--- START ---

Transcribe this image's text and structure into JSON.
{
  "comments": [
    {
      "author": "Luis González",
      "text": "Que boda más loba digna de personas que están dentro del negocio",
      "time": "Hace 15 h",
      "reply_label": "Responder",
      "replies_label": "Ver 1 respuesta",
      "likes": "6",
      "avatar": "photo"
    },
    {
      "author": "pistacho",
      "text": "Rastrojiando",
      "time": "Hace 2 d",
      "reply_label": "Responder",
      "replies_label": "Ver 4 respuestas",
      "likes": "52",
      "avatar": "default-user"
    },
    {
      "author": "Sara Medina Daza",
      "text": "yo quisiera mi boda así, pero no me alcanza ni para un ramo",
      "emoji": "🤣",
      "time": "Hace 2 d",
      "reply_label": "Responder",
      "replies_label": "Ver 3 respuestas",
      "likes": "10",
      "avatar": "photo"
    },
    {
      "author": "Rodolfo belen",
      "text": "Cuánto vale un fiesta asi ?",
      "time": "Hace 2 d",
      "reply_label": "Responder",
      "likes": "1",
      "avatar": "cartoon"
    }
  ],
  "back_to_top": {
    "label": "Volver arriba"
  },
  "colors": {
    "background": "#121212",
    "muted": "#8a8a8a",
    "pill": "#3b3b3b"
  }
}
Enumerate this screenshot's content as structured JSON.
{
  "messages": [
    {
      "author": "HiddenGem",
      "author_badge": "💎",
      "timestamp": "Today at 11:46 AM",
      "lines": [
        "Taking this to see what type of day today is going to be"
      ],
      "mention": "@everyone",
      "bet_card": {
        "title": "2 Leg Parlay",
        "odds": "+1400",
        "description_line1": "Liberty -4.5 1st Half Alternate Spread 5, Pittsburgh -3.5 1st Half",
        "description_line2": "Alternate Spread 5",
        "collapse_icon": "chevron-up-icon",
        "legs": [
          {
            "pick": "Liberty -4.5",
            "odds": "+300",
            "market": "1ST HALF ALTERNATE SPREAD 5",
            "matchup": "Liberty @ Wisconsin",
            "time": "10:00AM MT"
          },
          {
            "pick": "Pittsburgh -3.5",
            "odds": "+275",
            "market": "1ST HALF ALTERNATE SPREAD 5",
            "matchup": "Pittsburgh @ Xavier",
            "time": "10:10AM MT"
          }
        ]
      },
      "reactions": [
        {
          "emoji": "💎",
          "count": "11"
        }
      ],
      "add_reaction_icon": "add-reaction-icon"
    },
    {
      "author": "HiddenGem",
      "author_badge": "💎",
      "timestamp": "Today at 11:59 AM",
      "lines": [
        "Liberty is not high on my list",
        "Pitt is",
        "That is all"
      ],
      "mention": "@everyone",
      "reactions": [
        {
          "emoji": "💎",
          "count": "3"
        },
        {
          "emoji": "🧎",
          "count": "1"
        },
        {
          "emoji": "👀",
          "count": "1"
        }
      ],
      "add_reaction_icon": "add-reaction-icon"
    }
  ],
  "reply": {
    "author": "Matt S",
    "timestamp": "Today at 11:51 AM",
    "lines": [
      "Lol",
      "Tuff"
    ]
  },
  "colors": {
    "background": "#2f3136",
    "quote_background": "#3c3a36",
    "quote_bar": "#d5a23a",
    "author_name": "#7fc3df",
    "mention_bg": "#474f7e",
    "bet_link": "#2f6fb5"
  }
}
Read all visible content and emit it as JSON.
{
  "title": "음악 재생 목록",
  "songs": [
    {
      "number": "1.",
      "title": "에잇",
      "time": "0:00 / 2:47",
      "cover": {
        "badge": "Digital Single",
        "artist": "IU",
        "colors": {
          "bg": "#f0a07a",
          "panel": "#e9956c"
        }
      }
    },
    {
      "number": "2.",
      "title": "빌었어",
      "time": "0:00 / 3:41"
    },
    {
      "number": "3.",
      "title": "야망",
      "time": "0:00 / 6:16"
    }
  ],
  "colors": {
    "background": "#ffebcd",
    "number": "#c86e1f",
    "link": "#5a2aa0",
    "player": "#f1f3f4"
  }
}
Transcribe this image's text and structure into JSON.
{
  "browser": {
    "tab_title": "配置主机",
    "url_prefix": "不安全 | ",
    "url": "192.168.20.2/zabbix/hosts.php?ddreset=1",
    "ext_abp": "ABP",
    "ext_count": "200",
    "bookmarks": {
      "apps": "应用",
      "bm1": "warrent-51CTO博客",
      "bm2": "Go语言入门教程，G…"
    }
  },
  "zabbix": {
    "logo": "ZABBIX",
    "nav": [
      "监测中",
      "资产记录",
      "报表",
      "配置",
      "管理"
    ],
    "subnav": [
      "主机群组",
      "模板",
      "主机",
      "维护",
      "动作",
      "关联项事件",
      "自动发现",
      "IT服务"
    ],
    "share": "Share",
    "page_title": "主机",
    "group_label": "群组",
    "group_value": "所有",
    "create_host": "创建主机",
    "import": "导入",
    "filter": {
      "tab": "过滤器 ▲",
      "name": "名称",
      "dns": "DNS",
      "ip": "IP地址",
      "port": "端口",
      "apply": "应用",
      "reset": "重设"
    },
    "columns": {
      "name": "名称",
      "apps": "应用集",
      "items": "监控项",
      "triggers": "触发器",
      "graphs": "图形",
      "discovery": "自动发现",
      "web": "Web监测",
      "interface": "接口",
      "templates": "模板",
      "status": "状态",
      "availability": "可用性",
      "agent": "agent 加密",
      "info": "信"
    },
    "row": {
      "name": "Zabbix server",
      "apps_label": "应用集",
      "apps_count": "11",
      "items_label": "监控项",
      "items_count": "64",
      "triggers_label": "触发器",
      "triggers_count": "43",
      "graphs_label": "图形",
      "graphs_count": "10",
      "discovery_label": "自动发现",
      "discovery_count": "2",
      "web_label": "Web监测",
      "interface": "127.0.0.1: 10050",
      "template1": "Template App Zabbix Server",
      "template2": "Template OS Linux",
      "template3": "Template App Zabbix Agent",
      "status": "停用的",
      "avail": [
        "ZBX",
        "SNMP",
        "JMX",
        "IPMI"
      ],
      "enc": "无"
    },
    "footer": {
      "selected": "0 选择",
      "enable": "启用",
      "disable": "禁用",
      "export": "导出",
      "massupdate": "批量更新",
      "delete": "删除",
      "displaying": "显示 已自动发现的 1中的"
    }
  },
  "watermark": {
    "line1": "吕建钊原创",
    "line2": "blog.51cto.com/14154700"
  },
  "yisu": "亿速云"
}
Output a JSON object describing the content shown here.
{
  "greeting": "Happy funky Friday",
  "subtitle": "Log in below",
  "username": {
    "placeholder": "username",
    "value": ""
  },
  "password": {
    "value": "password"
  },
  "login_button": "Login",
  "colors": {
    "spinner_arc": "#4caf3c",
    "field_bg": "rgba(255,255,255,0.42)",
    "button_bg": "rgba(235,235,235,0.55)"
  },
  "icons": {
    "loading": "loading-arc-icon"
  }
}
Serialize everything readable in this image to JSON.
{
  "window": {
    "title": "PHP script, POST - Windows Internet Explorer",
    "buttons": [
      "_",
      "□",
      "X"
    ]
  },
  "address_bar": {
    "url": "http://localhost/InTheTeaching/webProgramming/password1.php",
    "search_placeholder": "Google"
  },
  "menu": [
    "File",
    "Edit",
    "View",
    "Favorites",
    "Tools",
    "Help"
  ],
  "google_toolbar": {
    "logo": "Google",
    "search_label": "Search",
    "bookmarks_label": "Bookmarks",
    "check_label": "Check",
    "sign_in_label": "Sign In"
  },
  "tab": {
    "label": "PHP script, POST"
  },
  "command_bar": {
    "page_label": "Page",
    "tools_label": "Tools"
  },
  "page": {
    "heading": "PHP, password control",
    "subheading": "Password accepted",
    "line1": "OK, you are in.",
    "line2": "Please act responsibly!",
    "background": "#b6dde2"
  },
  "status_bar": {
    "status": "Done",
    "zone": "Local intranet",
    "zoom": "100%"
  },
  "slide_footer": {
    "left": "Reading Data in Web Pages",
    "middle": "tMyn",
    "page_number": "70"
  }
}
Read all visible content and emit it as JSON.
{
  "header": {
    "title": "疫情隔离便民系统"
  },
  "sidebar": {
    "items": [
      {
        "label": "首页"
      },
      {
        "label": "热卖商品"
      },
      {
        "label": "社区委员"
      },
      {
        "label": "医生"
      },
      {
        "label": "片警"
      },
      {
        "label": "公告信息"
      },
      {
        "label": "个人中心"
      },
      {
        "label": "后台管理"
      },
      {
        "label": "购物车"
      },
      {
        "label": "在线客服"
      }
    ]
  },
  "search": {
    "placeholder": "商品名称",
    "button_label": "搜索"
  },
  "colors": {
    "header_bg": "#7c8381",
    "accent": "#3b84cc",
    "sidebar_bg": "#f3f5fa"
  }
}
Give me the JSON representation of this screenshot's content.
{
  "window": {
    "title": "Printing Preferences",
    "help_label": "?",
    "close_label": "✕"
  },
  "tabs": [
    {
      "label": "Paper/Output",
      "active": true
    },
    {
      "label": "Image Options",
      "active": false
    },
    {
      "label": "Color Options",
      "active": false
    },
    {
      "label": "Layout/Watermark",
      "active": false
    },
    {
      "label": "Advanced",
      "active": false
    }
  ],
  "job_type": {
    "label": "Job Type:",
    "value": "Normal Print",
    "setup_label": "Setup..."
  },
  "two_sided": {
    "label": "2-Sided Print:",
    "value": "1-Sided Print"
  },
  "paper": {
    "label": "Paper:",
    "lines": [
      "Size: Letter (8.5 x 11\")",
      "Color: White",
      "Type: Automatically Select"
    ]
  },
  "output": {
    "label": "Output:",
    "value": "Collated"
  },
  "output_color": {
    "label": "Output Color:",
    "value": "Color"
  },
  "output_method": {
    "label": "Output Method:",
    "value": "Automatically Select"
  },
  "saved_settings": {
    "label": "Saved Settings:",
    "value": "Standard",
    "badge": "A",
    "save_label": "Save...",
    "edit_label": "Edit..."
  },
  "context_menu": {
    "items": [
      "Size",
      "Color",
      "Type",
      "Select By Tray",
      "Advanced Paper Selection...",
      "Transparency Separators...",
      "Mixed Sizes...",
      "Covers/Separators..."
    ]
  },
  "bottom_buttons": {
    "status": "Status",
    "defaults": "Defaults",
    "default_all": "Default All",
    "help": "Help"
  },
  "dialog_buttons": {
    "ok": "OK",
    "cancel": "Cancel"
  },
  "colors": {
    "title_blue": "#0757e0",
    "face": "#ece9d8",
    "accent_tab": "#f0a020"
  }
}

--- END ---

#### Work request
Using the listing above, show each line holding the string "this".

#### Problem solution
Transcribe this image's text and structure into JSON.
Enumerate this screenshot's content as structured JSON.
        "Taking this to see what type of day today is going to be"
Transcribe this image's text and structure into JSON.
Serialize everything readable in this image to JSON.
Give me the JSON representation of this screenshot's content.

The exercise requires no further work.